A graduate student at Johns Hopkins University has cracked the security of the "immobilizer" anti-car theft systems from Texas Instruments.
Matthew Green starts his 2005 Ford Escape with a duplicate key he had made at Lowe's. Nothing unusual about that, except that the automobile industry has spent millions of dollars to keep him from being able to do it.
The systems reduce car theft, because vehicles will not start unless the system recognizes a tiny chip in the authorized key. They are used in millions of Fords, Toyotas and Nissans.
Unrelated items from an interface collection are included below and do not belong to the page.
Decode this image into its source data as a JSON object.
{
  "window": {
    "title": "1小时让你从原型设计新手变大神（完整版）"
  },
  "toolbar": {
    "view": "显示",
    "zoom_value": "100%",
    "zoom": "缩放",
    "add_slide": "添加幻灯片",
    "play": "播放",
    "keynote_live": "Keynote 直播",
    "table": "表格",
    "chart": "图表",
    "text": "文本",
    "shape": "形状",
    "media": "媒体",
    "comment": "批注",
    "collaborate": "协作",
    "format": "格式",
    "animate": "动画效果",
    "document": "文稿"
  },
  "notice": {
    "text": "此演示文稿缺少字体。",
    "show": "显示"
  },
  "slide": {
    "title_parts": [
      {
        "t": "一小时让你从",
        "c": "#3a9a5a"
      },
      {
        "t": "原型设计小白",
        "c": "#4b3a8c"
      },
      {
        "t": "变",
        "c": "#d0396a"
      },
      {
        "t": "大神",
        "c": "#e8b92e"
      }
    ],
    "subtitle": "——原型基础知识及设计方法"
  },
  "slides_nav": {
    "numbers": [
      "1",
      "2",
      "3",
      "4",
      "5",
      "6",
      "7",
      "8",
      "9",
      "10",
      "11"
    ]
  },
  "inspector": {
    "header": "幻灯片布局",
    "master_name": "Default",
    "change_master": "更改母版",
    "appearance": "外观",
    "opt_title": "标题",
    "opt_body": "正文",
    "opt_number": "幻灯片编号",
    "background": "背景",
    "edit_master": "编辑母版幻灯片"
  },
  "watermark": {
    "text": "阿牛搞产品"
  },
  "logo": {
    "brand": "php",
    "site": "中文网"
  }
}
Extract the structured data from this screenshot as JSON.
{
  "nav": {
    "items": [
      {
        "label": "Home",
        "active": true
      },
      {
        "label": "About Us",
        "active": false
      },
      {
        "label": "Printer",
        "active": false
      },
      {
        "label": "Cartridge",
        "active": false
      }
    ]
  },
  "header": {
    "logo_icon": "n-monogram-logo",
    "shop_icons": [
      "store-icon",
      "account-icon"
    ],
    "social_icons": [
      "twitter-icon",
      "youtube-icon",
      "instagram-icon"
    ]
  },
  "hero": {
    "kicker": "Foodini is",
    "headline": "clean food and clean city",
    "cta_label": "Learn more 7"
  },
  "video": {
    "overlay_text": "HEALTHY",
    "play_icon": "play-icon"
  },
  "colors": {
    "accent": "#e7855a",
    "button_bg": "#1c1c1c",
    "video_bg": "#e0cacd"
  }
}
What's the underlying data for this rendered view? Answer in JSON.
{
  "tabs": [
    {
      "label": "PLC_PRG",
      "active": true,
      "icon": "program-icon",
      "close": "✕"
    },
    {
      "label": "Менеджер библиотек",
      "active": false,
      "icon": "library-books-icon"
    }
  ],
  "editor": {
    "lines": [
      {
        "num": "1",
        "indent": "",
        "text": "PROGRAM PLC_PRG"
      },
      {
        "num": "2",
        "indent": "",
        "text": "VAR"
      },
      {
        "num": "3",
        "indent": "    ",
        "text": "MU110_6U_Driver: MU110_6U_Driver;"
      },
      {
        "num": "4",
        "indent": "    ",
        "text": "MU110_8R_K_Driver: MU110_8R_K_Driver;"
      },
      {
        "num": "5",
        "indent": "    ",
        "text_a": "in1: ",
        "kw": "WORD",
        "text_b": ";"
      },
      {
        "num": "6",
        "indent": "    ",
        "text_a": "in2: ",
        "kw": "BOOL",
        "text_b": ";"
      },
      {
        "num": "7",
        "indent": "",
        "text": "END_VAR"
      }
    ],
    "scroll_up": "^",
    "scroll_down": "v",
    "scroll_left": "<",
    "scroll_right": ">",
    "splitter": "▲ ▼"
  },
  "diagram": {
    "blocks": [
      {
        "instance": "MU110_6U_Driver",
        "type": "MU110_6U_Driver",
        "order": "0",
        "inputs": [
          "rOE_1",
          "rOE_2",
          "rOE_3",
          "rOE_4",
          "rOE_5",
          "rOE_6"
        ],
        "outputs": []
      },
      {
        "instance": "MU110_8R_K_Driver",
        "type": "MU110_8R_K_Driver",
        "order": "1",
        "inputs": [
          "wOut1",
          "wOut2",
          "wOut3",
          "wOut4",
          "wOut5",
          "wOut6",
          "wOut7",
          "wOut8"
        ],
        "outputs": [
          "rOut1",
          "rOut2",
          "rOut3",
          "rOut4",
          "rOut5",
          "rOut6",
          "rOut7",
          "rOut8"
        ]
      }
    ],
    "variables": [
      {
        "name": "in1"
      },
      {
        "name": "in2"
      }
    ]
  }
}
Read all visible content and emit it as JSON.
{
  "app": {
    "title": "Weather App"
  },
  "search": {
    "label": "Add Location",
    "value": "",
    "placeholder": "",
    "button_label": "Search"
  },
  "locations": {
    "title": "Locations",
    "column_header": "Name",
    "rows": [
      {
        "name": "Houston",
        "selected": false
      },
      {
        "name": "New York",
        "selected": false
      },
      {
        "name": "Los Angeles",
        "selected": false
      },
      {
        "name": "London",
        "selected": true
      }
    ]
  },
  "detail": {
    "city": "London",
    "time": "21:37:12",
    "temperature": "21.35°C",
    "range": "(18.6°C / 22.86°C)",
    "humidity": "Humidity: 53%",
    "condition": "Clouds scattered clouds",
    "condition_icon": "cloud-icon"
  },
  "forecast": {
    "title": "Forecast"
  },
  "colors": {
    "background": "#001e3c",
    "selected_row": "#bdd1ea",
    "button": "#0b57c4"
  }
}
All that would be required to steal a car, the researchers said, is a moment next to the car owner to extract data from the key, less than an hour of computing, and a few minutes to break in, feed the key code to the car and hot-wire it.